But in early 2004, Matrixx stock was gyrating. After a Dow Jones report about adverse events, the stock fell, but rebounded after Matrixx issued a press release calling the news report "unfounded and misleading," and suggesting clinical trials showed no link between Zicam and anosmia. Not surprisingly, the stock recovered, but then plummeted after more reports about a possible link. The FDA identified about 120 adverse event reports and, during a subsequent inspection, found some 800 reports never filed with the agency (back story here and here).
The Supreme Court ruled unanimously against Matrixx: "Although in many cases reasonable investors would not consider reports of adverse events to be material information, respondents have alleged facts plausibly suggesting that reasonable investors would have viewed these particular reports as material," wrote Sonia Sotomayor. "Matrixx’s premise that statistical significance is the only reliable indication of causation is flawed. Both medical experts and the Food and Drug Administration rely on evidence other than statistically significant data to establish an inference of causation.

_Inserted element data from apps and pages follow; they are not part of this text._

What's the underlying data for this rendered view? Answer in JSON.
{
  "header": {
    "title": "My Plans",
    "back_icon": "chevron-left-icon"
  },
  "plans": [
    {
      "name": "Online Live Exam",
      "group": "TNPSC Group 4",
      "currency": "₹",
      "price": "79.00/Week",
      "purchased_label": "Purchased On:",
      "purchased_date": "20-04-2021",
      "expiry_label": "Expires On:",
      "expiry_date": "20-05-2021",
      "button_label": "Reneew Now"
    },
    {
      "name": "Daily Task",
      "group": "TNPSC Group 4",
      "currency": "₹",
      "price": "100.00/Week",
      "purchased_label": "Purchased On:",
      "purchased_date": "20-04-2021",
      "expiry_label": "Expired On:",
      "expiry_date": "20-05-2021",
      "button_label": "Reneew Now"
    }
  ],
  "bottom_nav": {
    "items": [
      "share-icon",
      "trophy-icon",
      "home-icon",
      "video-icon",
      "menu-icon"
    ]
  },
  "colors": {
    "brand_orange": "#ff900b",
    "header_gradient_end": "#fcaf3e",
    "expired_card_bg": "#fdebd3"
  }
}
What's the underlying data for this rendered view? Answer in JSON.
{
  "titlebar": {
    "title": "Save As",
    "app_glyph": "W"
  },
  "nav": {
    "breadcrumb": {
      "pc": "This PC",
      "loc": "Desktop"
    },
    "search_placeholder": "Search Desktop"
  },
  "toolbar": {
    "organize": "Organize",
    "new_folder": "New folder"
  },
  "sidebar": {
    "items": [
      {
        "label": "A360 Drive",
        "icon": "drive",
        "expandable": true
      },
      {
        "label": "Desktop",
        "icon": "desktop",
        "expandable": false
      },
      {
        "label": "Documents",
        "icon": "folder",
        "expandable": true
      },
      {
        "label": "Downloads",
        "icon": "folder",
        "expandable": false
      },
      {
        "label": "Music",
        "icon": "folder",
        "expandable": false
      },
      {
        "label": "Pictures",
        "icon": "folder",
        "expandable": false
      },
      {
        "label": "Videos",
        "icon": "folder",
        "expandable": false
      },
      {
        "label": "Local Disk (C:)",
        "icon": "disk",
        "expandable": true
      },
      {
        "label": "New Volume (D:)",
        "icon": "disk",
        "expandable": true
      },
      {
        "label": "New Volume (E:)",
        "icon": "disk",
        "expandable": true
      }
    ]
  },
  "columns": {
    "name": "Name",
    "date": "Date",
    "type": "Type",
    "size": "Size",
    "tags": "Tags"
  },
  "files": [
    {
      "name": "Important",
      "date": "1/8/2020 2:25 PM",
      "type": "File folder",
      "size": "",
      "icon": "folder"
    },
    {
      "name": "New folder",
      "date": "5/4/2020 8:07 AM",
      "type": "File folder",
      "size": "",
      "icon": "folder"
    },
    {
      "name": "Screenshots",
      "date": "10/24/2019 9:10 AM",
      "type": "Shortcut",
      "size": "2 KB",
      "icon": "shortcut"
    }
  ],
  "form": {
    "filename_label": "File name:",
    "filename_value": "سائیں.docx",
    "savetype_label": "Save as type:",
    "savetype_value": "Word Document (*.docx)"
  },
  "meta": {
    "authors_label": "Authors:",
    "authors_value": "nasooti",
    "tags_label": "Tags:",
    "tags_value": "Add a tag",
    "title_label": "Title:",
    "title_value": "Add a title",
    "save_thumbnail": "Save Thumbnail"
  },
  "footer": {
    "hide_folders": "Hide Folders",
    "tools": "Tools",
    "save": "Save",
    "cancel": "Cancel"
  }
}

It thus stands to reason that reasonable investors would act on such evidence..."
"The question is whether a reasonable investor would have viewed the nondisclosed information ‘as having significantly altered the total mix of information made available.' Something more than the mere existence of adverse event reports is needed to satisfy that standard, but that something more is not limited to statistical significance and can come from the source, content, and context of the reports... The complaint’s allegations, 'taken collectively,' give rise to a 'cogent and compelling' inference that Matrixx elected not to disclose adverse event reports not because it believed they were meaningless, but because it understood their likely effect on the market," Sotomayer concluded (read the ruling here).